** Available records follows **

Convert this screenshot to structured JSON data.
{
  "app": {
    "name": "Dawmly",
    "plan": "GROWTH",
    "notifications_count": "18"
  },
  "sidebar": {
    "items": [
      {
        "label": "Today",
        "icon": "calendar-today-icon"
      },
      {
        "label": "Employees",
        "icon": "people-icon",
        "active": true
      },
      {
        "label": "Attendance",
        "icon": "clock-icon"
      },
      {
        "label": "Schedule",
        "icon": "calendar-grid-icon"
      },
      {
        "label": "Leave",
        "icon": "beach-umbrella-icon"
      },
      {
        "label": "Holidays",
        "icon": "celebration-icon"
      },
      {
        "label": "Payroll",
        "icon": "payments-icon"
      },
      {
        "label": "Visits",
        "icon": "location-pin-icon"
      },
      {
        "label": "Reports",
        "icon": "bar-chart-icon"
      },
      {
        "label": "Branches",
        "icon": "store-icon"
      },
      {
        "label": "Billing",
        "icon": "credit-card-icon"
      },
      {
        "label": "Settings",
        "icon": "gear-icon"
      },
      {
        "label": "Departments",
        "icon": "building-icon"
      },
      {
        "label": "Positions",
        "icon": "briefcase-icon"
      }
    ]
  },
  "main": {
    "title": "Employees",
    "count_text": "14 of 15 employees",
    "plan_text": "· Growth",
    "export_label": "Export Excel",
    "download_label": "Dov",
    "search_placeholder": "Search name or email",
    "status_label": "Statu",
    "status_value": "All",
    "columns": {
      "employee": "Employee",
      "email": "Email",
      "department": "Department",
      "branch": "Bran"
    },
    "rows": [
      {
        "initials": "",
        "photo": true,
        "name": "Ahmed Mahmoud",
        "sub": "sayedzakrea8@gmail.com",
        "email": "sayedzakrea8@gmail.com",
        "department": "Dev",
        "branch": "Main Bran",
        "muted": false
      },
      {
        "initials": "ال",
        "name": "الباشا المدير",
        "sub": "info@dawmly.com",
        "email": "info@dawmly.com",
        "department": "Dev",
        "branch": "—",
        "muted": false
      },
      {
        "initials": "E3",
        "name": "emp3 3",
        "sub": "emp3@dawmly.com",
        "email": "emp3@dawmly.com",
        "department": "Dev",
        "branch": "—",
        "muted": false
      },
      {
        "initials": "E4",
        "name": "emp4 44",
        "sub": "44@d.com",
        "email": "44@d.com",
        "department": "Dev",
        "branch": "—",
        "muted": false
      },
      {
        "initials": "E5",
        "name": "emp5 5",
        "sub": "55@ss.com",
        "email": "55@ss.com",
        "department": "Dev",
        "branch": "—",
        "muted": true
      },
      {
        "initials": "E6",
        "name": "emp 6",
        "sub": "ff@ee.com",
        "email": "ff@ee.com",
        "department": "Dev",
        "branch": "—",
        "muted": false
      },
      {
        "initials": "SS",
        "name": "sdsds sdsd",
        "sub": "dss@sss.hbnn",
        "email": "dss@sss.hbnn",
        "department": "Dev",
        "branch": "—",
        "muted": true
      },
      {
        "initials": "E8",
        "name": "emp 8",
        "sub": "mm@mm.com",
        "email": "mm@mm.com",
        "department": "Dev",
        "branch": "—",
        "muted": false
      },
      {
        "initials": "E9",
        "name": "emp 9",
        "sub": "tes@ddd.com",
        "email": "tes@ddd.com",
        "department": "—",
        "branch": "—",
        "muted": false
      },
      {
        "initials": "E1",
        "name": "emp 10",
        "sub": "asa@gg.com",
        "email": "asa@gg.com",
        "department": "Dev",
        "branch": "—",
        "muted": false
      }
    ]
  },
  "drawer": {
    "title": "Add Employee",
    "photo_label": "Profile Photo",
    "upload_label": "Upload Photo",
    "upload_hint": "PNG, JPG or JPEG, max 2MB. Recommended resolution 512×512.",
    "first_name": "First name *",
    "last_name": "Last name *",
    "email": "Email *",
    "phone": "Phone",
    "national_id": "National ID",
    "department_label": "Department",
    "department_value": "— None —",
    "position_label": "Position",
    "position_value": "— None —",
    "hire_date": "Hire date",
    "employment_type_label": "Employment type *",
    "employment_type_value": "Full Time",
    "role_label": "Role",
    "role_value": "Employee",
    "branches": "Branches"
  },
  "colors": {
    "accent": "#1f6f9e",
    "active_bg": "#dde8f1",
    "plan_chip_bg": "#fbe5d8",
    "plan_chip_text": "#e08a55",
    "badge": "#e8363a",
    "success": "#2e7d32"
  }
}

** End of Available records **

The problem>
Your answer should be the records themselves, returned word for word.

Answer box>
Convert this screenshot to structured JSON data.
{
  "app": {
    "name": "Dawmly",
    "plan": "GROWTH",
    "notifications_count": "18"
  },
  "sidebar": {
    "items": [
      {
        "label": "Today",
        "icon": "calendar-today-icon"
      },
      {
        "label": "Employees",
        "icon": "people-icon",
        "active": true
      },
      {
        "label": "Attendance",
        "icon": "clock-icon"
      },
      {
        "label": "Schedule",
        "icon": "calendar-grid-icon"
      },
      {
        "label": "Leave",
        "icon": "beach-umbrella-icon"
      },
      {
        "label": "Holidays",
        "icon": "celebration-icon"
      },
      {
        "label": "Payroll",
        "icon": "payments-icon"
      },
      {
        "label": "Visits",
        "icon": "location-pin-icon"
      },
      {
        "label": "Reports",
        "icon": "bar-chart-icon"
      },
      {
        "label": "Branches",
        "icon": "store-icon"
      },
      {
        "label": "Billing",
        "icon": "credit-card-icon"
      },
      {
        "label": "Settings",
        "icon": "gear-icon"
      },
      {
        "label": "Departments",
        "icon": "building-icon"
      },
      {
        "label": "Positions",
        "icon": "briefcase-icon"
      }
    ]
  },
  "main": {
    "title": "Employees",
    "count_text": "14 of 15 employees",
    "plan_text": "· Growth",
    "export_label": "Export Excel",
    "download_label": "Dov",
    "search_placeholder": "Search name or email",
    "status_label": "Statu",
    "status_value": "All",
    "columns": {
      "employee": "Employee",
      "email": "Email",
      "department": "Department",
      "branch": "Bran"
    },
    "rows": [
      {
        "initials": "",
        "photo": true,
        "name": "Ahmed Mahmoud",
        "sub": "sayedzakrea8@gmail.com",
        "email": "sayedzakrea8@gmail.com",
        "department": "Dev",
        "branch": "Main Bran",
        "muted": false
      },
      {
        "initials": "ال",
        "name": "الباشا المدير",
        "sub": "info@dawmly.com",
        "email": "info@dawmly.com",
        "department": "Dev",
        "branch": "—",
        "muted": false
      },
      {
        "initials": "E3",
        "name": "emp3 3",
        "sub": "emp3@dawmly.com",
        "email": "emp3@dawmly.com",
        "department": "Dev",
        "branch": "—",
        "muted": false
      },
      {
        "initials": "E4",
        "name": "emp4 44",
        "sub": "44@d.com",
        "email": "44@d.com",
        "department": "Dev",
        "branch": "—",
        "muted": false
      },
      {
        "initials": "E5",
        "name": "emp5 5",
        "sub": "55@ss.com",
        "email": "55@ss.com",
        "department": "Dev",
        "branch": "—",
        "muted": true
      },
      {
        "initials": "E6",
        "name": "emp 6",
        "sub": "ff@ee.com",
        "email": "ff@ee.com",
        "department": "Dev",
        "branch": "—",
        "muted": false
      },
      {
        "initials": "SS",
        "name": "sdsds sdsd",
        "sub": "dss@sss.hbnn",
        "email": "dss@sss.hbnn",
        "department": "Dev",
        "branch": "—",
        "muted": true
      },
      {
        "initials": "E8",
        "name": "emp 8",
        "sub": "mm@mm.com",
        "email": "mm@mm.com",
        "department": "Dev",
        "branch": "—",
        "muted": false
      },
      {
        "initials": "E9",
        "name": "emp 9",
        "sub": "tes@ddd.com",
        "email": "tes@ddd.com",
        "department": "—",
        "branch": "—",
        "muted": false
      },
      {
        "initials": "E1",
        "name": "emp 10",
        "sub": "asa@gg.com",
        "email": "asa@gg.com",
        "department": "Dev",
        "branch": "—",
        "muted": false
      }
    ]
  },
  "drawer": {
    "title": "Add Employee",
    "photo_label": "Profile Photo",
    "upload_label": "Upload Photo",
    "upload_hint": "PNG, JPG or JPEG, max 2MB. Recommended resolution 512×512.",
    "first_name": "First name *",
    "last_name": "Last name *",
    "email": "Email *",
    "phone": "Phone",
    "national_id": "National ID",
    "department_label": "Department",
    "department_value": "— None —",
    "position_label": "Position",
    "position_value": "— None —",
    "hire_date": "Hire date",
    "employment_type_label": "Employment type *",
    "employment_type_value": "Full Time",
    "role_label": "Role",
    "role_value": "Employee",
    "branches": "Branches"
  },
  "colors": {
    "accent": "#1f6f9e",
    "active_bg": "#dde8f1",
    "plan_chip_bg": "#fbe5d8",
    "plan_chip_text": "#e08a55",
    "badge": "#e8363a",
    "success": "#2e7d32"
  }
}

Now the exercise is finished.